Cotton duck (also called canvas) is a type of heavy cotton fabric. The Atlantic Mill, originally called the Atlantic Duck Company, was first leased in Moodus (in East Haddam) in 1852. Destroyed by fire in 1854, the mill was rebuilt and operational again by 1857. Closed during the Civil War, the mill later reopened and continued in operation until 1894. In 1898 it began operating as a twine and textile mill until it burned down in 1939. Surviving today in Moodus is the “Atlantic Duck Co. Mill House,” built c. 1855.
In 1851 Israel Stowe Spencer purchased an iron foundry on Fair Street in Guilford. The company Spencer founded, I. S. Spencer’s Sons (his sons, Christopher and George B. Spencer joined him in 1857), added a brick foundry to the property in 1869. It was enlarged in 1880. The company produced cast iron products, such as legs for school desks, lamp pedestals and bicycle parts. Frederick C. Spencer, I. S. Spencer‘s grandson, built the tower at the south end of the building in 1910. The company ceased operations in 1982. The building was converted into condominiums in 1987. Its former address was 20 Fair Street and is now 18 Fair Street.
H.D. Smith & Company, manufacturer of drop forged tools in Southington, began in the 1850′s as a supplier to New Haven area carriage makers. Originally based in Meriden, H.D. Smith soon constructed a factory on West Street in the Southington village of Plantsville. It was one of several factories there that were powered by the Eight Mile River. The company was famous for its “Perfect Handle” tools. Production later shifted to bicycle parts and then to tool kits for automobiles. The original wooden factory buildings were destroyed by fire in 1910 and replaced in 1911 with a new structure of steel and brick, designed by Charles H. Palmer of Meriden. Adjacent to the factory, at 24 West Street, is the company’s former office building, constructed in 1882.

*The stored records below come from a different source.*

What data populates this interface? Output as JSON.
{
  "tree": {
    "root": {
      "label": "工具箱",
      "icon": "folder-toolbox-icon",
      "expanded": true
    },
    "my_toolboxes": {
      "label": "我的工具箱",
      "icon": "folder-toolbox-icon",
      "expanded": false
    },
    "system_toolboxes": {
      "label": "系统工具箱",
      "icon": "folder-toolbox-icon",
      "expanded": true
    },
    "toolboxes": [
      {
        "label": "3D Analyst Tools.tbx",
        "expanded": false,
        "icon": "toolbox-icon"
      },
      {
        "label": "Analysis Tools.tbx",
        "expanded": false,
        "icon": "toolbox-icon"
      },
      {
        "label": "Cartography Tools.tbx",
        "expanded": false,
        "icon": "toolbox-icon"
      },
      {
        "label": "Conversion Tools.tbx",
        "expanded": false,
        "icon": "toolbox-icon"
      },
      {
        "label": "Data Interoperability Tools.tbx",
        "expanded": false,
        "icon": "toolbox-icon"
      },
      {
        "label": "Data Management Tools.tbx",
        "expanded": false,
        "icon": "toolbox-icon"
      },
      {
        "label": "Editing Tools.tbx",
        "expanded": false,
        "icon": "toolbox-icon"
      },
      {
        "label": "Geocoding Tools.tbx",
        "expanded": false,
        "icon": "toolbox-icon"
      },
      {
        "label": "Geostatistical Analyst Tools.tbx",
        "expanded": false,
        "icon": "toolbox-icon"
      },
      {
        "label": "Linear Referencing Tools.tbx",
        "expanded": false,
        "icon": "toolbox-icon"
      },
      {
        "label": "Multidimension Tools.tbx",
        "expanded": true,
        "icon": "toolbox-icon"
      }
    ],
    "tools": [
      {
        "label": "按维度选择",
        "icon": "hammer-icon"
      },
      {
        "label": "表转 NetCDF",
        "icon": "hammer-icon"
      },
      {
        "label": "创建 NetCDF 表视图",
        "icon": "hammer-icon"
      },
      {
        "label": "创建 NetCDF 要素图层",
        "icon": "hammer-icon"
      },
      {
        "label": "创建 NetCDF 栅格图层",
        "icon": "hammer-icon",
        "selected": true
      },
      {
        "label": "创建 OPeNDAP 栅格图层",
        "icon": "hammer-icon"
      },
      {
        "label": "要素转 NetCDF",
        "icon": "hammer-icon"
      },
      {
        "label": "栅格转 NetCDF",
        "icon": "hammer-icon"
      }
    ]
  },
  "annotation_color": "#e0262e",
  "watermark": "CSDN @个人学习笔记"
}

The Florence Mill stands on the site of an earlier mill at 121 West Main Street in Vernon’s industrial village of Rockville. The original mill was built in 1831 by Colonel Francis McLean, in partnership with Alonzo Bailey. Framing from the old Vernon meeting house was used in its construction. Called the Frank Mill, it produced cassimere (cashmere). It was replaced by a new mill building in 1847, but this burned down in 1853 and the company collapsed. Nathaniel O. Kellogg purchased the factory’s remains and started a new company. He built the Florence Mill in 1864, Rockville‘s first example of slow-burn construction: brick masonry exterior walls with wood timber frames. The mill closed in 1869 and continued as a woolen mill under other owners until White, Corbin & Company converted it for the manufacture of envelopes in 1881. In that year, it was described as the largest brick building in Rockville. The company later consolidated with others to form the U.S. Envelope Company in 1898. The factory closed in the 1970s and was converted to become senior housing.